◆ The task
Lines in the listing that hold the string "arrow" need to be tallied, and the total given alone.

◆ Data records
======

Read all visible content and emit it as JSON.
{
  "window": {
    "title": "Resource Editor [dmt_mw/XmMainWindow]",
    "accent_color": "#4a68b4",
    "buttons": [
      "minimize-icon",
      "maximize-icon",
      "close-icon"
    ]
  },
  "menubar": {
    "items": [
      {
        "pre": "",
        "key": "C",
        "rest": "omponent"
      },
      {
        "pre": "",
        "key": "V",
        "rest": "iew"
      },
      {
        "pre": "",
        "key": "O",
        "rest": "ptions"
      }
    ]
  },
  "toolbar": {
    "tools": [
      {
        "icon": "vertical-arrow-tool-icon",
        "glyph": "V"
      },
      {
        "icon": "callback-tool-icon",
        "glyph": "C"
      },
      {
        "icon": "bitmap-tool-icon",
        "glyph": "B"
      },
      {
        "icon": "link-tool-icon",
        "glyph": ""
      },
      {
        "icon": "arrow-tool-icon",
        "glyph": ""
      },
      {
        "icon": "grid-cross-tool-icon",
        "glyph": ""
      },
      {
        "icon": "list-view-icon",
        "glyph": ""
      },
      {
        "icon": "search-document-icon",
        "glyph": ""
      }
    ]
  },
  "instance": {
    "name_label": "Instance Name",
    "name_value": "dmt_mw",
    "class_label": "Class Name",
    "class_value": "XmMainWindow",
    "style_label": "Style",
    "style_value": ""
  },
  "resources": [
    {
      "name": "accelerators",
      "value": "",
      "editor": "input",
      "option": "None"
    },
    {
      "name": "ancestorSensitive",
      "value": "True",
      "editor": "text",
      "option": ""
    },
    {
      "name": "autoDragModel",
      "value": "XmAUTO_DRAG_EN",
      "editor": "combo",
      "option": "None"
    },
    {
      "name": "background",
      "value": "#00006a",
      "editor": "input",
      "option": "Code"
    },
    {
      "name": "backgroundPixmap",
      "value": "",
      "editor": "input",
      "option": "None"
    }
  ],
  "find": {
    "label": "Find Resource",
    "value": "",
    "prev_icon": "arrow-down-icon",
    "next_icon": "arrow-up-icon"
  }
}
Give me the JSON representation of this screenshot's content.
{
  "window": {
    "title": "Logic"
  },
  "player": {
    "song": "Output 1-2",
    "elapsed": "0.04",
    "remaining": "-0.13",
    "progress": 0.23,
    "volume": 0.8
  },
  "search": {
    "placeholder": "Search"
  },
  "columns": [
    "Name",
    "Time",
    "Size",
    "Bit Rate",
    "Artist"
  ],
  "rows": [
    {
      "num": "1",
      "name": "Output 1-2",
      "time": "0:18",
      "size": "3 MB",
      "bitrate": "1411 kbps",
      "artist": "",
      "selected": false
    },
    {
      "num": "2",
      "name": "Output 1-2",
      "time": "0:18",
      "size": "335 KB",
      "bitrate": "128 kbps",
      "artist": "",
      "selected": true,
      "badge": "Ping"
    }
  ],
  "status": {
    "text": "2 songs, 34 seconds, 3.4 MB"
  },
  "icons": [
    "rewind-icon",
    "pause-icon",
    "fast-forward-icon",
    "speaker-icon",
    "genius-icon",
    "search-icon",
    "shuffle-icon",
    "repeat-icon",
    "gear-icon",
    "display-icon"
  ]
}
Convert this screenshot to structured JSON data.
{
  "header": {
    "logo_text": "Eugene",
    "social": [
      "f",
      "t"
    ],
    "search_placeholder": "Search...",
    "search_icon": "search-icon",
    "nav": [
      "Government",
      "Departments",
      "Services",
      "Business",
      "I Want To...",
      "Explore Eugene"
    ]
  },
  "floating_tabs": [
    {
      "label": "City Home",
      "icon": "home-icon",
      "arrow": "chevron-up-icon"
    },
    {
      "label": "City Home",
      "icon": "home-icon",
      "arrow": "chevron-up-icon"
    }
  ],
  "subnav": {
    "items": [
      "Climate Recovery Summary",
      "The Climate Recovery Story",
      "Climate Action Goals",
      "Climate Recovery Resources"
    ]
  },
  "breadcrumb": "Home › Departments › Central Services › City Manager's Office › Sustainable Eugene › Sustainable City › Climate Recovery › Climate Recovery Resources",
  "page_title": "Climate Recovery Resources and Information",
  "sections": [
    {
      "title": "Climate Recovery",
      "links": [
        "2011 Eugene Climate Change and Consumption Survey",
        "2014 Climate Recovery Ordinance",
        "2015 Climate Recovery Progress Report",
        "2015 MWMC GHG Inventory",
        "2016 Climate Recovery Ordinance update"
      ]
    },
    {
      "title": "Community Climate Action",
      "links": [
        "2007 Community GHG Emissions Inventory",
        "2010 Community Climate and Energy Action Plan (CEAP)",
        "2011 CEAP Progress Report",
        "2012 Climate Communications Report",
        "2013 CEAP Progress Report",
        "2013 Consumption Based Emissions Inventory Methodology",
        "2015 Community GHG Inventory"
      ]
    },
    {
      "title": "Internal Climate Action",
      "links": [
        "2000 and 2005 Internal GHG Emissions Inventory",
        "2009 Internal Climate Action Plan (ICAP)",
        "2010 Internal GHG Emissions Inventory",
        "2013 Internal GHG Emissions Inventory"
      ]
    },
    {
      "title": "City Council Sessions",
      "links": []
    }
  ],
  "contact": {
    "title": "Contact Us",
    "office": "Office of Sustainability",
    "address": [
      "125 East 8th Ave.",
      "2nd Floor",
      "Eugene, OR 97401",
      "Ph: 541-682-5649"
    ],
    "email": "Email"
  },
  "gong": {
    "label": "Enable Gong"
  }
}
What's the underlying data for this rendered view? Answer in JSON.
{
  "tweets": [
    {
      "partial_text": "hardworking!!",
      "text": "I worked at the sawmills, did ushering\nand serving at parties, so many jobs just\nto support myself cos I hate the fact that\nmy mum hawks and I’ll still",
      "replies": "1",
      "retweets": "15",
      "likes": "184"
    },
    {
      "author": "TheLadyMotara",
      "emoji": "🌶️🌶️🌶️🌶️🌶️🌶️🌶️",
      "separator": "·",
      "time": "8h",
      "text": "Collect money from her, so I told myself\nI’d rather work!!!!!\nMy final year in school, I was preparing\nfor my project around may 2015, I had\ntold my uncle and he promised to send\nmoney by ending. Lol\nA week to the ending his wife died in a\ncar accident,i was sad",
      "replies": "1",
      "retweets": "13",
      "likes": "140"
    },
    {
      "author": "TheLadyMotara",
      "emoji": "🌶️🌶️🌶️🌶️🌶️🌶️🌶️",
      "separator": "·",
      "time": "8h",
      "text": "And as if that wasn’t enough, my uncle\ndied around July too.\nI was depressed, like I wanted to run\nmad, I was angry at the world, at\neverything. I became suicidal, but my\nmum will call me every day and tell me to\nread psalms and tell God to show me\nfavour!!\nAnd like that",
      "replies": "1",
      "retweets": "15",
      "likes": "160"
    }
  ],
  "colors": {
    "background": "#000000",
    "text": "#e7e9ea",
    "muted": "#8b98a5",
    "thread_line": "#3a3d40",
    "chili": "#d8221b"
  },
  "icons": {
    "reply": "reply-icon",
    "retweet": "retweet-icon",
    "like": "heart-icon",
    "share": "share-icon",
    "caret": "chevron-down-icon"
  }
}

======

◆ Expected answer
6